EXERCISE PROMPT: A complete and exact copy of the data below is the task.

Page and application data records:

-=-=-

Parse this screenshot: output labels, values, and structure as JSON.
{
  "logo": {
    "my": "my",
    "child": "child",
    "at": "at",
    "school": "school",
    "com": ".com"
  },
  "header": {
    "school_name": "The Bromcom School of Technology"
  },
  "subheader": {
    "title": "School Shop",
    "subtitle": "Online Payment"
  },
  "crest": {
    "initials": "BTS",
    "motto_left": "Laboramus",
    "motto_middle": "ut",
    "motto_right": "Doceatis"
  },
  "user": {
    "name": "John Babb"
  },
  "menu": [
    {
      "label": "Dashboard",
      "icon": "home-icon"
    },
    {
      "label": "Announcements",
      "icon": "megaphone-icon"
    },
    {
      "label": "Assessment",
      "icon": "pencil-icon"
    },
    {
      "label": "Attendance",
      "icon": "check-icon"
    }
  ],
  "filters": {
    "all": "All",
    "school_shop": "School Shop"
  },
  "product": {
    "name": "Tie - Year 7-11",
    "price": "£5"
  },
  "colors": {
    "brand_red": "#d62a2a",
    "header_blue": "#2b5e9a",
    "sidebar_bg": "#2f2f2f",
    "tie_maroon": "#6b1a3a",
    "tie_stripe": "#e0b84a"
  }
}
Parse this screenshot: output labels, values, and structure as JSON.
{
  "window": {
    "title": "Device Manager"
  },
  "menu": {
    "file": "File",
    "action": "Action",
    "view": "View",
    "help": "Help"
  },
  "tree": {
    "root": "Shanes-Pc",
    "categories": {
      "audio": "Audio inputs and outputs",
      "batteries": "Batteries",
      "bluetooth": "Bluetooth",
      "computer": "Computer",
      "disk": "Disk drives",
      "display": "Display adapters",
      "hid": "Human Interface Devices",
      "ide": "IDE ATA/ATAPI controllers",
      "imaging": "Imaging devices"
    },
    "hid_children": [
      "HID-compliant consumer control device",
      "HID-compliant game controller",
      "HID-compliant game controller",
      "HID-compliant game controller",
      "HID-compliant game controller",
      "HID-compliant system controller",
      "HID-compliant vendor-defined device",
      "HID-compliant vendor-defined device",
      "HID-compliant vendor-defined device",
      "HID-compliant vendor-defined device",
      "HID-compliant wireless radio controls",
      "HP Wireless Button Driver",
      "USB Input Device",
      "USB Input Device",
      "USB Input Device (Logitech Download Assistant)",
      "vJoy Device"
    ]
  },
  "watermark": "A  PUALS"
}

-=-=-

COMPLETED EXERCISE:
Parse this screenshot: output labels, values, and structure as JSON.
{
  "logo": {
    "my": "my",
    "child": "child",
    "at": "at",
    "school": "school",
    "com": ".com"
  },
  "header": {
    "school_name": "The Bromcom School of Technology"
  },
  "subheader": {
    "title": "School Shop",
    "subtitle": "Online Payment"
  },
  "crest": {
    "initials": "BTS",
    "motto_left": "Laboramus",
    "motto_middle": "ut",
    "motto_right": "Doceatis"
  },
  "user": {
    "name": "John Babb"
  },
  "menu": [
    {
      "label": "Dashboard",
      "icon": "home-icon"
    },
    {
      "label": "Announcements",
      "icon": "megaphone-icon"
    },
    {
      "label": "Assessment",
      "icon": "pencil-icon"
    },
    {
      "label": "Attendance",
      "icon": "check-icon"
    }
  ],
  "filters": {
    "all": "All",
    "school_shop": "School Shop"
  },
  "product": {
    "name": "Tie - Year 7-11",
    "price": "£5"
  },
  "colors": {
    "brand_red": "#d62a2a",
    "header_blue": "#2b5e9a",
    "sidebar_bg": "#2f2f2f",
    "tie_maroon": "#6b1a3a",
    "tie_stripe": "#e0b84a"
  }
}
Parse this screenshot: output labels, values, and structure as JSON.
{
  "window": {
    "title": "Device Manager"
  },
  "menu": {
    "file": "File",
    "action": "Action",
    "view": "View",
    "help": "Help"
  },
  "tree": {
    "root": "Shanes-Pc",
    "categories": {
      "audio": "Audio inputs and outputs",
      "batteries": "Batteries",
      "bluetooth": "Bluetooth",
      "computer": "Computer",
      "disk": "Disk drives",
      "display": "Display adapters",
      "hid": "Human Interface Devices",
      "ide": "IDE ATA/ATAPI controllers",
      "imaging": "Imaging devices"
    },
    "hid_children": [
      "HID-compliant consumer control device",
      "HID-compliant game controller",
      "HID-compliant game controller",
      "HID-compliant game controller",
      "HID-compliant game controller",
      "HID-compliant system controller",
      "HID-compliant vendor-defined device",
      "HID-compliant vendor-defined device",
      "HID-compliant vendor-defined device",
      "HID-compliant vendor-defined device",
      "HID-compliant wireless radio controls",
      "HP Wireless Button Driver",
      "USB Input Device",
      "USB Input Device",
      "USB Input Device (Logitech Download Assistant)",
      "vJoy Device"
    ]
  },
  "watermark": "A  PUALS"
}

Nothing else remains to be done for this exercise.